    then i read this post. and then i read James 1. Sometimes its easy to think we’re just supposed to give thanks because that’s the thing to do. but no, James says its because God is working, He does not change like the shadows. that’s why i’m supposed to give thanks. not because i like my trials but because I know my God is faithful to care for me through each of them.

    thanks. i really needed to hear this today.

  • Stephanie

    Thanks, Stephen, for another rockin’ post.
    Seriously, I am thankful for God’s providence and His use of you and your dad to write truths. It is encouraging and provoking to know that even as you are being “squeezed” while at the PC, you’re seeking and finding joy, in faith. We’re praying for you.

  • http://www.thelearningneverstops.blogspot.com Emily

    needed that. phew, how I needed that. Thank you!

  • http://racheldulaney.blogspot.com Rachel Dulaney

    Thanks for this very timely post Stephen! I just tore some ligaments in my very weak right ankle on Sunday and I’m facing starting school again in my very hilly campus, not being able to work for at least this whole week, if not next, and in general being quite limited in the things that I can do. But the Lord is good and has a plan in all of this! :]

  • Stephen Altrogge

    Wendy – I think that’s a great perspective…remembering what God has done in the past and then seeing what God might be doing in the current trial. Although sometimes we can’t even see what God is doing and we just have to trust his faithfulness.

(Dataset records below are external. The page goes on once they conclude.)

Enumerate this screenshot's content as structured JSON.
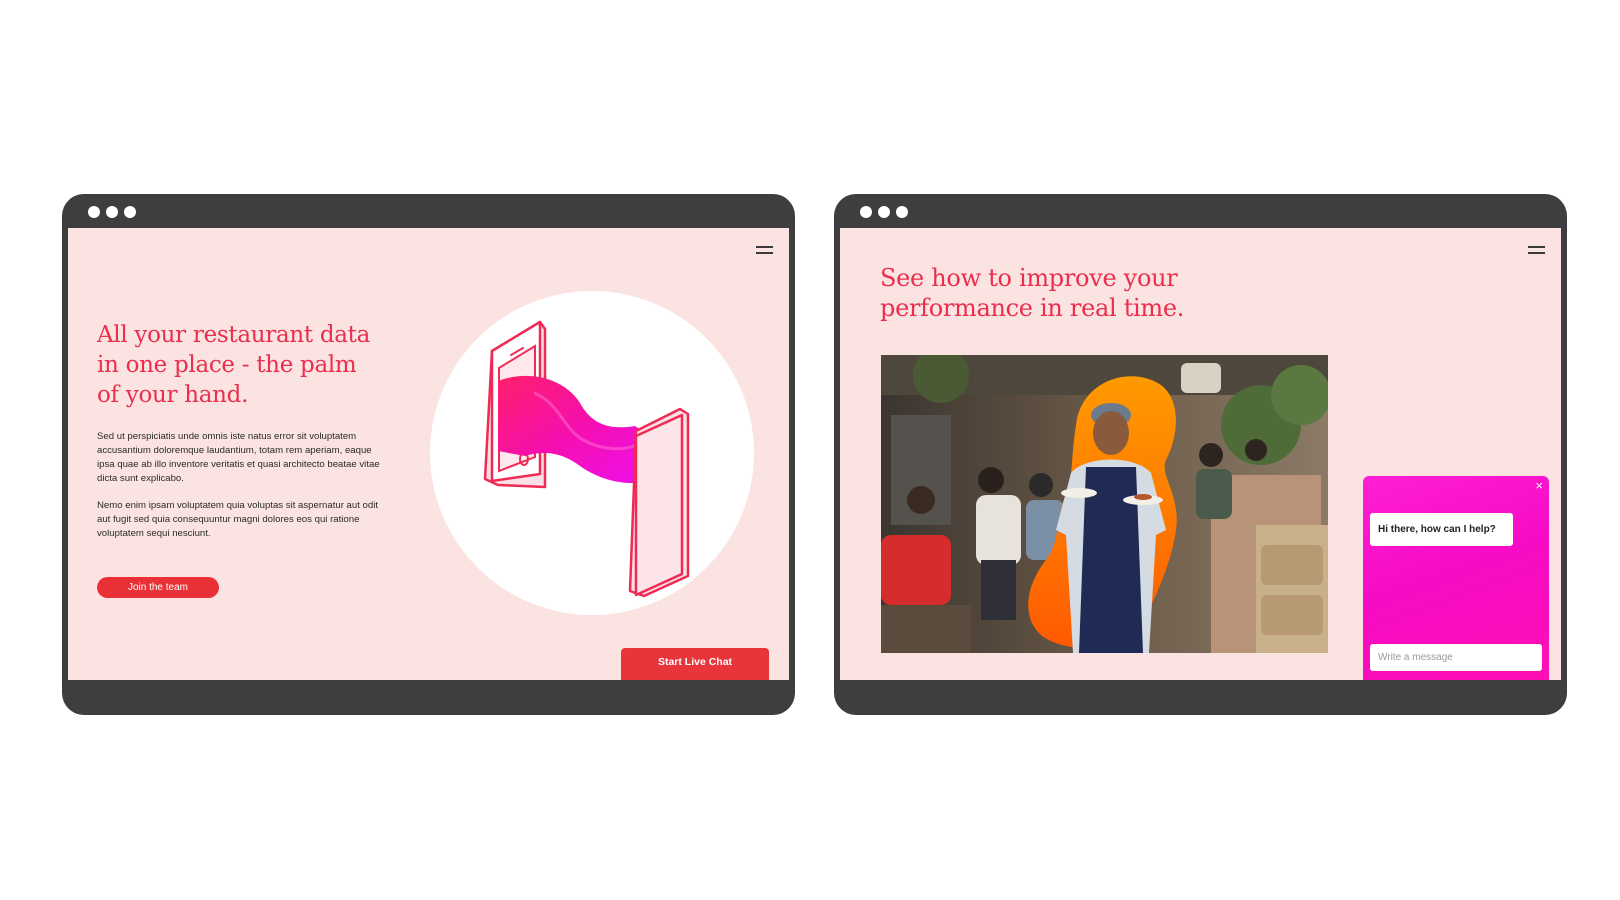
{
  "left_screen": {
    "headline": "All your restaurant data\nin one place - the palm\nof your hand.",
    "paragraph_1": "Sed ut perspiciatis unde omnis iste natus error sit voluptatem accusantium doloremque laudantium, totam rem aperiam, eaque ipsa quae ab illo inventore veritatis et quasi architecto beatae vitae dicta sunt explicabo.",
    "paragraph_2": "Nemo enim ipsam voluptatem quia voluptas sit aspernatur aut odit aut fugit sed quia consequuntur magni dolores eos qui ratione voluptatem sequi nesciunt.",
    "join_button": "Join the team",
    "chat_button": "Start Live Chat"
  },
  "right_screen": {
    "headline": "See how to improve your\nperformance in real time.",
    "chat": {
      "close_icon": "×",
      "greeting": "Hi there, how can I help?",
      "input_placeholder": "Write a message"
    }
  },
  "colors": {
    "accent_red": "#ea2e4c",
    "button_red": "#e8343b",
    "screen_bg": "#fbe3e1",
    "frame": "#3e3e40",
    "chat_magenta": "#f60cc6",
    "blob_orange": "#ff7a00"
  }
}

    Ron – Great example with the weight training. So painful yet so good in the end.

    Jessica – So glad it was helpful for you!

    Emily – I can relate to not wanting to give thanks. That’s why I’m so grateful for the counsel of scripture that reminds me of what’s really happening in every trial.

    Stephanie – Thanks for your prayers! We miss you guys too!

    Emily – So glad it was helpful for you.

    Rachel – I’m sorry you hurt your ankle! Aren’t you grateful that God does have a plan in the midst of this.

  • lisa

    thanks for the clarity and the reminder.

  • http://www.gracedependent.wordpress.com Mark

    As a sufferer of chronic pain, I find that part of the “trial” comes in others not being able to realize the pain in which you suffer. So much of chronic pain is hidden (there is no visible malady) and others tend to forget that you are hurting. This also leads to the temptation of hosting a pity party for yourself – not the proper thing to do in the midst of the trial. Romans 5 is also a good reminder of how to behave in the midst of the trial.
    Thanks for the reminder!
    God bless,
    Mark